These days, most of the staff runs around with pocket-sized video cameras taking video and stills, most of which I can’t bear to look at. Learning to write news is hard enough, now many small newspapers want all their staffers to multitask across disciplines. Alas, much of the art is very long gone.

News of Bill’s death was shocking to say the least. Everyone battles their own health demons, and I was aware he had a few – but for the most part he was a rough and tumble, scrappy sort – clamboring down hills and through the brush with a camera in one hand. Always in jeans and hiking boots.

I loved this photo when it ran in the Daily Freeman. Loved it so much that it’s been hanging on my fridge ever since, and this morning I noticed just how yellowed it’s become. And I thought about Bill.

I remember talking to him about this stick-chewing beagle, and everytime I see the photo – every time – I remember what he said. Bill worked with this dog for several minutes to get this beautiful shot – and Bill was holding the stick, out of frame, pressing the shutter release with his other hand. Not exactly candid, and who cares?
It’s a great shot.

Bill was one of three main Photographers I remember from my eight years with the Freeman. Keith Hitlin, who may have exited before I joined the staff fulltime, took a beautiful shot for a feature I wrote about a carousel, and the resulting Page 1. Play meant a lot to me early in my newspaper career. He caught the movement of the ride behind the proprietor. If I can dig it out, I’ll shun another copyright and share it here.

Another Photographer, Bob Haines (now retired) was partly responsible for my meeting the future missus Ment. He needed her name for a caption accompanying a feature we were working on, and we joked for years that he was either to thank or to blame for the relationship. I still owe him a case of Michelob Light.

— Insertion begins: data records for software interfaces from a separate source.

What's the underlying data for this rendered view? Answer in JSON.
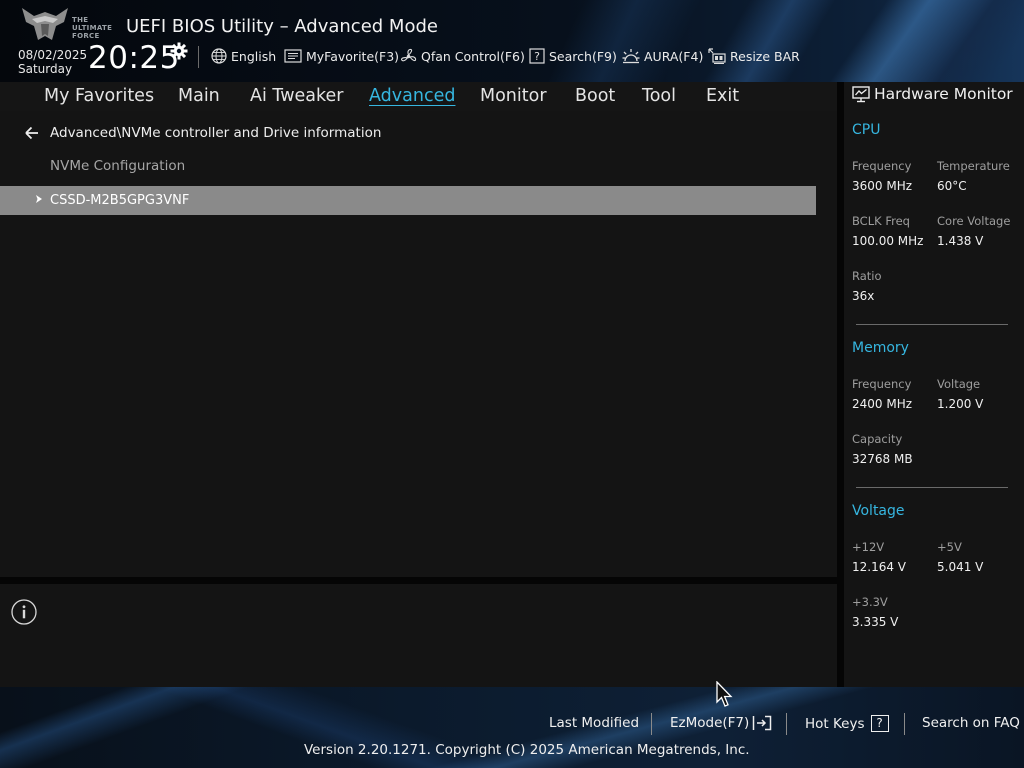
{
  "header": {
    "logo_text": [
      "THE",
      "ULTIMATE",
      "FORCE"
    ],
    "title": "UEFI BIOS Utility – Advanced Mode",
    "date": "08/02/2025",
    "day": "Saturday",
    "time": "20:25",
    "tools": [
      {
        "label": "English",
        "icon": "globe-icon"
      },
      {
        "label": "MyFavorite(F3)",
        "icon": "favorite-icon"
      },
      {
        "label": "Qfan Control(F6)",
        "icon": "fan-icon"
      },
      {
        "label": "Search(F9)",
        "icon": "search-help-icon"
      },
      {
        "label": "AURA(F4)",
        "icon": "aura-icon"
      },
      {
        "label": "Resize BAR",
        "icon": "resize-bar-icon"
      }
    ]
  },
  "menu": {
    "tabs": [
      "My Favorites",
      "Main",
      "Ai Tweaker",
      "Advanced",
      "Monitor",
      "Boot",
      "Tool",
      "Exit"
    ],
    "active": "Advanced"
  },
  "content": {
    "breadcrumb": "Advanced\\NVMe controller and Drive information",
    "section_label": "NVMe Configuration",
    "items": [
      {
        "label": "CSSD-M2B5GPG3VNF",
        "selected": true
      }
    ]
  },
  "hardware_monitor": {
    "title": "Hardware Monitor",
    "cpu": {
      "title": "CPU",
      "frequency_label": "Frequency",
      "frequency": "3600 MHz",
      "temperature_label": "Temperature",
      "temperature": "60°C",
      "bclk_label": "BCLK Freq",
      "bclk": "100.00 MHz",
      "core_voltage_label": "Core Voltage",
      "core_voltage": "1.438 V",
      "ratio_label": "Ratio",
      "ratio": "36x"
    },
    "memory": {
      "title": "Memory",
      "frequency_label": "Frequency",
      "frequency": "2400 MHz",
      "voltage_label": "Voltage",
      "voltage": "1.200 V",
      "capacity_label": "Capacity",
      "capacity": "32768 MB"
    },
    "voltage": {
      "title": "Voltage",
      "v12_label": "+12V",
      "v12": "12.164 V",
      "v5_label": "+5V",
      "v5": "5.041 V",
      "v33_label": "+3.3V",
      "v33": "3.335 V"
    }
  },
  "footer": {
    "last_modified": "Last Modified",
    "ezmode": "EzMode(F7)",
    "hot_keys": "Hot Keys",
    "hot_keys_glyph": "?",
    "search_faq": "Search on FAQ",
    "version": "Version 2.20.1271. Copyright (C) 2025 American Megatrends, Inc."
  },
  "colors": {
    "accent": "#36b6e0",
    "selected_row": "#8a8a8a",
    "panel": "#141414"
  }
}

Photographers have touched my life on several levels, and as I looked at this beagle on my refrigerator door this morning – I felt like sharing. Thanks for reading.

Montana a 10-week-old beagle chews on a stick held by the  Bill Madden, a photographer for the Daily Freeman during my years on staff there. Bill died young, and I think of him often. It occurs to me Montana is a middle-aged dog now.